Blackbird brought good, artisanal cocktails to the Castro for the first time, at long last, in 2009, and they’ve continued to impress both the neighborhood’s gay and straight clientele with their seasonally changing menu. The drinks feature the latest in mixology trends, like tinctures, barrel-aging, and essential oils, and the bar is leaps and bounds more consistent, and interesting, than nearby Churchill, which did make it on the Chron’s list. (2124 Market Street near Church)
Photo: Georg Lester/Georg Lester Photography
Sure, maybe the bar’s attached bar-within-the-bar, Wilson & Wilson
, with its more austere and cocktail-nerdier atmosphere, has gotten a bit more buzz, but we’re surprised that the bar that really got the ball rolling with S.F.’s cocktail renaissance in 2005 got excluded by the time the Chron got around to making a Top 100 Bars list. The bar remains an always reliable source of great drinks in a dark and cozy speakeasy atmosphere. (Jones & O’Farrell)
Michael Bauer admitted in his recent review of Burritt Tavern
that he loves the bar and lounge space that formerly stood alone as the Burritt Room. It remains a great and secluded hideaway off Union Square, with interesting cocktails and an inviting ambiance. (417 Stockton Street)
Photo: Brian Smeets/Copyright Brian Smeets 2010 DO NOT REPRODUCE WITHOUT WRITTEN PERMISSION
No other bar in the city has quite as good a selection of South American spirits like piscos, obscure rums, and mezcal as Cantina, and cocktails like their five-spice margarita and the Carmen Amaya (rye, Cointreau, basil, lemon) remain among our favorites. It’s a lively and sometimes touristy scene on weekends especially, but local industry folk know this place as a reliable spot for an interesting drink. (580 Sutter Street)
Barman H. Joseph Ehrmann has presided over this Mission spot for almost a decade, following a restoration in 2003 that took what has been a saloon since 1858 and spiffed it up for a modern audience. Elixir could qualify as a sports bar, in the Chron’s eyes, and there’s usually some sort of match or game on the TVs, but it’s also a beloved neighborhood bar, and a solid spot for a cocktail, classic or otherwise. (16th and Guerrero)
This beloved Upper Haight institution, which has been there since 1926, made the Chron’s list of the city’s best dive bars
which they wrote just seven months ago.
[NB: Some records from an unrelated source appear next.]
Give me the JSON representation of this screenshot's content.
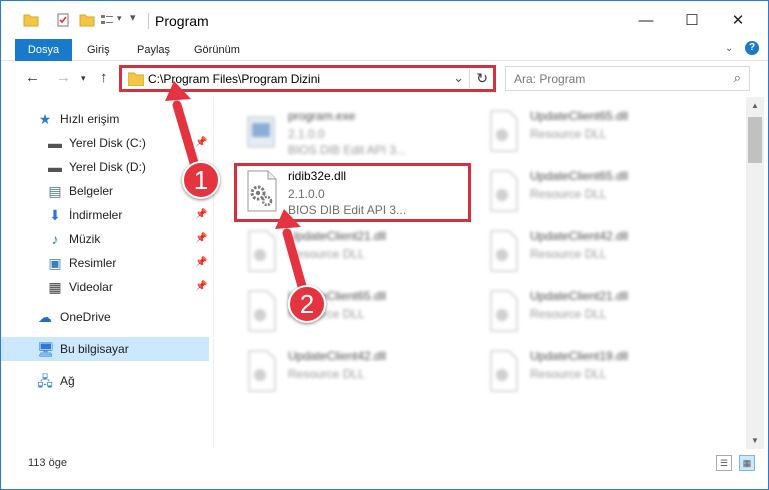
{
  "window": {
    "title": "Program"
  },
  "ribbon": {
    "tabs": [
      {
        "label": "Dosya",
        "active": true
      },
      {
        "label": "Giriş"
      },
      {
        "label": "Paylaş"
      },
      {
        "label": "Görünüm"
      }
    ]
  },
  "address": {
    "path": "C:\\Program Files\\Program Dizini"
  },
  "search": {
    "placeholder": "Ara: Program"
  },
  "sidebar": {
    "items": [
      {
        "label": "Hızlı erişim",
        "icon": "star-icon"
      },
      {
        "label": "Yerel Disk (C:)",
        "icon": "drive-icon",
        "pinned": true
      },
      {
        "label": "Yerel Disk (D:)",
        "icon": "drive-icon",
        "pinned": false
      },
      {
        "label": "Belgeler",
        "icon": "documents-icon",
        "pinned": false
      },
      {
        "label": "İndirmeler",
        "icon": "download-icon",
        "pinned": true
      },
      {
        "label": "Müzik",
        "icon": "music-icon",
        "pinned": true
      },
      {
        "label": "Resimler",
        "icon": "pictures-icon",
        "pinned": true
      },
      {
        "label": "Videolar",
        "icon": "videos-icon",
        "pinned": true
      },
      {
        "label": "OneDrive",
        "icon": "cloud-icon"
      },
      {
        "label": "Bu bilgisayar",
        "icon": "computer-icon",
        "selected": true
      },
      {
        "label": "Ağ",
        "icon": "network-icon"
      }
    ]
  },
  "files": [
    {
      "name": "program.exe",
      "line2": "2.1.0.0",
      "line3": "BIOS DIB Edit API 3...",
      "blurred": true
    },
    {
      "name": "UpdateClient65.dll",
      "line2": "Resource DLL",
      "blurred": true
    },
    {
      "name": "ridib32e.dll",
      "line2": "2.1.0.0",
      "line3": "BIOS DIB Edit API 3...",
      "blurred": false
    },
    {
      "name": "UpdateClient65.dll",
      "line2": "Resource DLL",
      "blurred": true
    },
    {
      "name": "UpdateClient21.dll",
      "line2": "Resource DLL",
      "blurred": true
    },
    {
      "name": "UpdateClient42.dll",
      "line2": "Resource DLL",
      "blurred": true
    },
    {
      "name": "UpdateClient65.dll",
      "line2": "Resource DLL",
      "blurred": true
    },
    {
      "name": "UpdateClient21.dll",
      "line2": "Resource DLL",
      "blurred": true
    },
    {
      "name": "UpdateClient42.dll",
      "line2": "Resource DLL",
      "blurred": true
    },
    {
      "name": "UpdateClient19.dll",
      "line2": "Resource DLL",
      "blurred": true
    }
  ],
  "status": {
    "item_count": "113 öge"
  },
  "callouts": {
    "one": "1",
    "two": "2"
  },
  "colors": {
    "accent": "#1979ca",
    "highlight": "#d6303c",
    "callout": "#e3343f",
    "selected": "#cce8ff"
  }
}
Alas, the Gold Cane didn’t make the cut on the new list, while places like the Wild West Side in Bernal Heights and Molloy’s in Antonio’s Nut House in Palo Alto got included instead.
The always inventive menu at Range, now under the helm of bar manager Jeff Lyon, epitomizes San Francisco’s farm-to-table, seasonal cocktail culture — like this amazing tarragon-mint cooler from a roundup we did last year
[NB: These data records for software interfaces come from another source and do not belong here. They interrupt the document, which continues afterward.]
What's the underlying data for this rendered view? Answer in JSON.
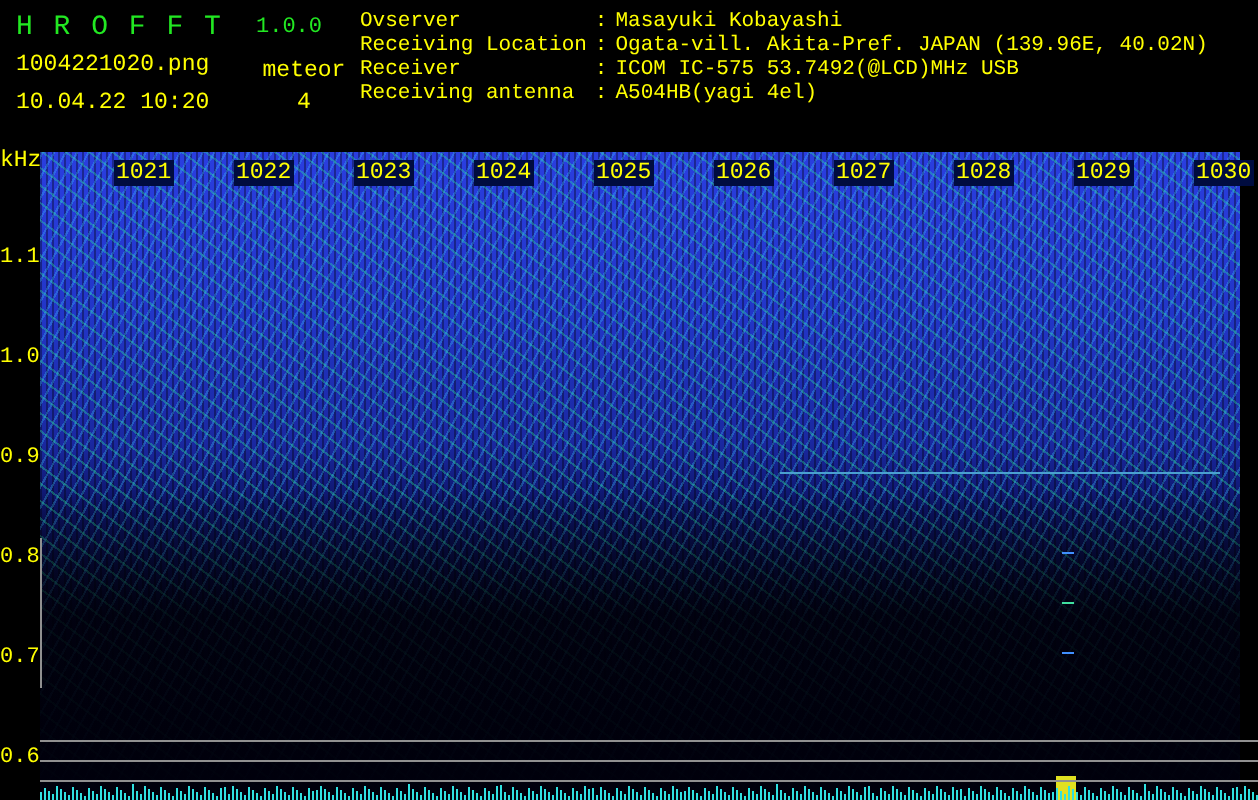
{
  "app": {
    "name": "H R O F F T",
    "version": "1.0.0"
  },
  "file": {
    "name": "1004221020.png",
    "datetime": "10.04.22 10:20"
  },
  "meteor": {
    "label": "meteor",
    "count": "4"
  },
  "info": [
    {
      "label": "Ovserver",
      "separator": ":",
      "value": "Masayuki Kobayashi"
    },
    {
      "label": "Receiving Location",
      "separator": ":",
      "value": "Ogata-vill. Akita-Pref. JAPAN (139.96E, 40.02N)"
    },
    {
      "label": "Receiver",
      "separator": ":",
      "value": "ICOM IC-575 53.7492(@LCD)MHz USB"
    },
    {
      "label": "Receiving antenna",
      "separator": ":",
      "value": "A504HB(yagi 4el)"
    }
  ],
  "spectrogram": {
    "unit": "kHz",
    "time_labels": [
      "1021",
      "1022",
      "1023",
      "1024",
      "1025",
      "1026",
      "1027",
      "1028",
      "1029",
      "1030"
    ],
    "frequency_labels": [
      "1.1",
      "1.0",
      "0.9",
      "0.8",
      "0.7",
      "0.6"
    ]
  }
}
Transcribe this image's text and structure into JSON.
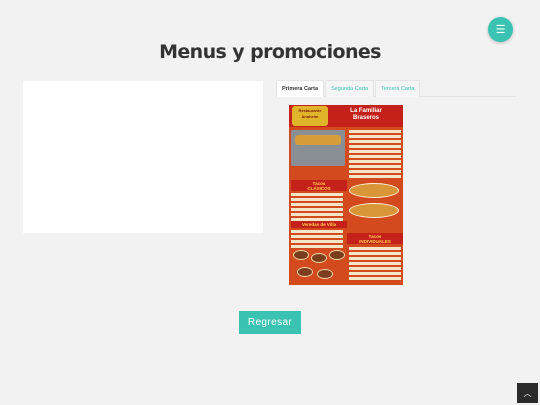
{
  "header": {
    "menu_icon": "hamburger-icon"
  },
  "page": {
    "title": "Menus y promociones"
  },
  "tabs": [
    {
      "label": "Primera Carta"
    },
    {
      "label": "Segunda Carta"
    },
    {
      "label": "Tercera Carta"
    }
  ],
  "poster": {
    "logo_text": "Restaurante Anaheim",
    "brand": "La Familiar\nBraseros",
    "section_tacos": "Tacos\nCLÁSICOS",
    "section_veredas": "Veredas de Villa",
    "section_tacos_indiv": "Tacos\nINDIVIDUALES"
  },
  "actions": {
    "back_label": "Regresar"
  },
  "footer": {
    "scroll_top_icon": "chevron-up-icon"
  },
  "colors": {
    "accent": "#3ac2b3",
    "poster_red": "#c5211b"
  }
}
. While the trend of complicated herb and fruit mixtures may be waning and giving way to more classic concoctions, Range’s drinks remain some of the best in town, and certainly deserving of a spot in the Chron’s food-centric category. (842 Valencia)
Photo: Brian Smeets/Brian Smeets 2010
Twin Peaks has the distinction of being the first gay bar in San Francisco, and possibly the first west of the Mississippi, to have big windows onto the street, letting all who passed by see the loud and proud patrons inside. The bar has aged along with the clientele, and this place is known as the neighborhood’s old-man bar these days. But they still do a good hot buttered rum, and the tables along the window facing Castro Street are still the best seats for people watching on the block. (Castro and 17th)